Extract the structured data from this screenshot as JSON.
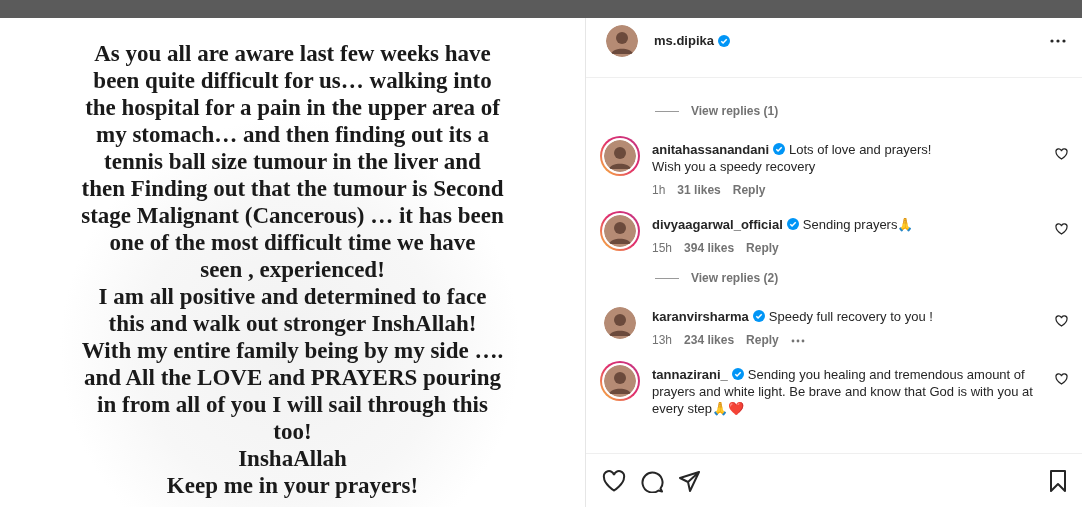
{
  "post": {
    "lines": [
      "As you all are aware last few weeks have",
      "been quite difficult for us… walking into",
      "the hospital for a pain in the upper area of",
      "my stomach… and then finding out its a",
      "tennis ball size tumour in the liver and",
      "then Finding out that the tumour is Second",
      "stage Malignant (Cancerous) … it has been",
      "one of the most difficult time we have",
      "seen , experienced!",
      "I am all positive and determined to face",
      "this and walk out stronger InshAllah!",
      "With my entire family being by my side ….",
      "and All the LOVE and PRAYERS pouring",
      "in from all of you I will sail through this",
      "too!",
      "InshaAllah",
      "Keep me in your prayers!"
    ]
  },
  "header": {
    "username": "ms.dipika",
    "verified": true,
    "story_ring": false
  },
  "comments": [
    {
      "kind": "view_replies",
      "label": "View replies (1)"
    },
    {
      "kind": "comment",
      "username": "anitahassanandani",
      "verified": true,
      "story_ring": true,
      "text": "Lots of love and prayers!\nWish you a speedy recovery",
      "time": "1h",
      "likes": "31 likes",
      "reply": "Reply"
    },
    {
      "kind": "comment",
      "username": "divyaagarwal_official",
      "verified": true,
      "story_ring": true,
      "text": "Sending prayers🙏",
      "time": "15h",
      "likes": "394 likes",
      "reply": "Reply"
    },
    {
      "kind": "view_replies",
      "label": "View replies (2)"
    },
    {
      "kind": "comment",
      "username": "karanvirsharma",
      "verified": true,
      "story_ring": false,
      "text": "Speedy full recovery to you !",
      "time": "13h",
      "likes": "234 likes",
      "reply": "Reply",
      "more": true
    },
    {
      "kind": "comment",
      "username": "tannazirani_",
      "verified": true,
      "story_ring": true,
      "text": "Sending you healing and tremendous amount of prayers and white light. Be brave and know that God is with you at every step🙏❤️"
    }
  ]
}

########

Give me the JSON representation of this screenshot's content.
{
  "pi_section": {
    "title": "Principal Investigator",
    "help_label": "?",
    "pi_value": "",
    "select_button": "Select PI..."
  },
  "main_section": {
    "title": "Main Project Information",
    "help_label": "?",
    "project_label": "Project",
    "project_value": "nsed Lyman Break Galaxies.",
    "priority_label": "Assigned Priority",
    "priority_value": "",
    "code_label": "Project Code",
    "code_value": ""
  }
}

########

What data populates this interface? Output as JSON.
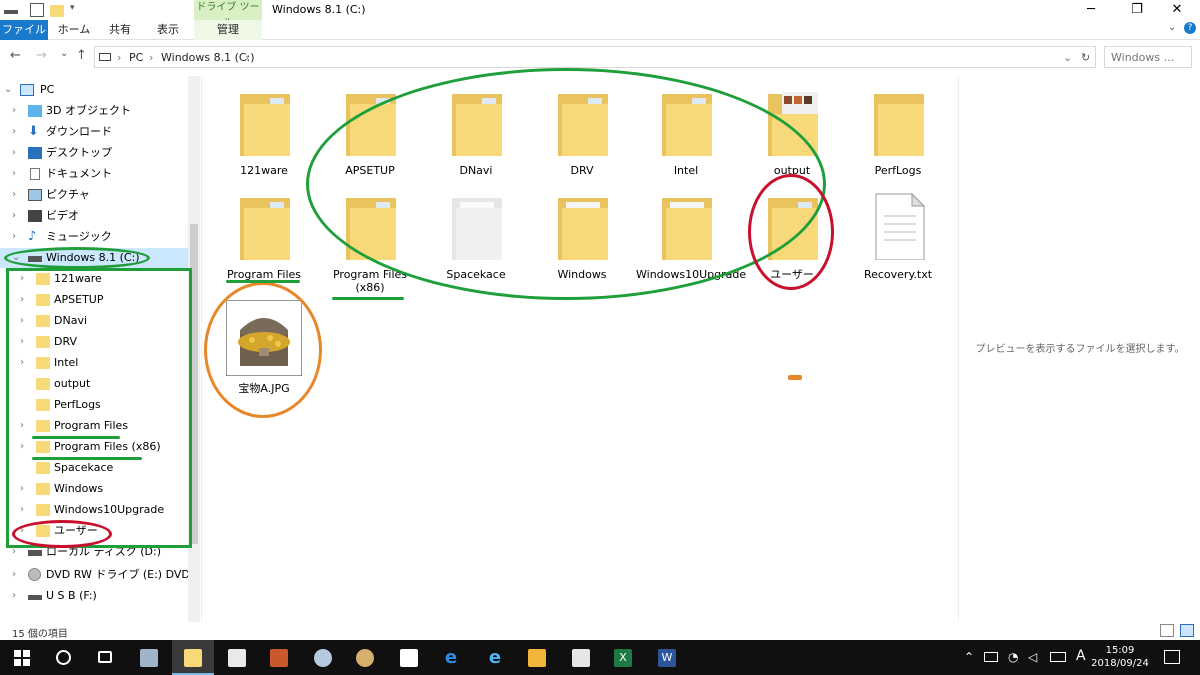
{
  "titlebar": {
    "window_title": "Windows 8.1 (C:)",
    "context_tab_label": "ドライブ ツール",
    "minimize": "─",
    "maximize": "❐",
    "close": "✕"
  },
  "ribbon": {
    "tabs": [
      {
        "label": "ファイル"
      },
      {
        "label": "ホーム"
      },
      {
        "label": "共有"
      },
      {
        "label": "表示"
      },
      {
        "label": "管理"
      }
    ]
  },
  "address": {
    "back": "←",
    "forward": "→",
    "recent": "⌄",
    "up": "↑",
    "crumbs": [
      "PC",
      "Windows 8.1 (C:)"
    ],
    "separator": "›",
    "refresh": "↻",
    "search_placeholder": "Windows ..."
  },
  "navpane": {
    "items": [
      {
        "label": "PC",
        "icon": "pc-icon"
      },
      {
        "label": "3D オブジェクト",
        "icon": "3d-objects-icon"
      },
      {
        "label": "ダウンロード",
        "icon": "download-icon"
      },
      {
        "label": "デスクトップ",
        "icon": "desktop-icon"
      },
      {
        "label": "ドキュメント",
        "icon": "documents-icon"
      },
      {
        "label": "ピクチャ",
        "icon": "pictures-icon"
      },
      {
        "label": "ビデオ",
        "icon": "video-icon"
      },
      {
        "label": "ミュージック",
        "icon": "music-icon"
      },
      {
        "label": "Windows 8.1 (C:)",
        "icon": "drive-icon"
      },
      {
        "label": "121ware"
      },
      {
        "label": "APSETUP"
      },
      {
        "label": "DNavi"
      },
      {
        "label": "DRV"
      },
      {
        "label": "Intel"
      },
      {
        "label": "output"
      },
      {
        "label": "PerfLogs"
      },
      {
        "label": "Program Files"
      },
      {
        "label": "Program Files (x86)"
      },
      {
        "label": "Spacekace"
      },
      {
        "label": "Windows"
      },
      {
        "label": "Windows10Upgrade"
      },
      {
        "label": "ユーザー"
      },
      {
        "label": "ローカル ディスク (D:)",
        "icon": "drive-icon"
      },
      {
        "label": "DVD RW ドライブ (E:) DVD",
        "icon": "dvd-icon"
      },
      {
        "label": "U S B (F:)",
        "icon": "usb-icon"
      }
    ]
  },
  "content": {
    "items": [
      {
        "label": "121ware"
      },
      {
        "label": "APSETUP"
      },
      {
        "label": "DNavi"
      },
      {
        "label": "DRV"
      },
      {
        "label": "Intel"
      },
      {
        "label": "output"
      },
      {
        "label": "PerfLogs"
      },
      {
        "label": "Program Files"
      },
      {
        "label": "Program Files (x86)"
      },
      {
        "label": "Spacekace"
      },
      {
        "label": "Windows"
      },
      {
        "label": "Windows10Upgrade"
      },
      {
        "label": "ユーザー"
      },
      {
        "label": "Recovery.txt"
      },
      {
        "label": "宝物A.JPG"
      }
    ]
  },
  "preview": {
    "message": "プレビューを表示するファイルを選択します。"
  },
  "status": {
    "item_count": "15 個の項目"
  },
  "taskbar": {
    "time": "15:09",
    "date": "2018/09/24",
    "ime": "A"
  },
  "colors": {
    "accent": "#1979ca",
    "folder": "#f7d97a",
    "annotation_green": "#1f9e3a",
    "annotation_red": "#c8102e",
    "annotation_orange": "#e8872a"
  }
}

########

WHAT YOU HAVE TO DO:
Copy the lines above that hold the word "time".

TASK RESPONSE:
      "one of the most difficult time we have",
      "time": "1h",
      "time": "15h",
      "time": "13h",
    "time": "15:09",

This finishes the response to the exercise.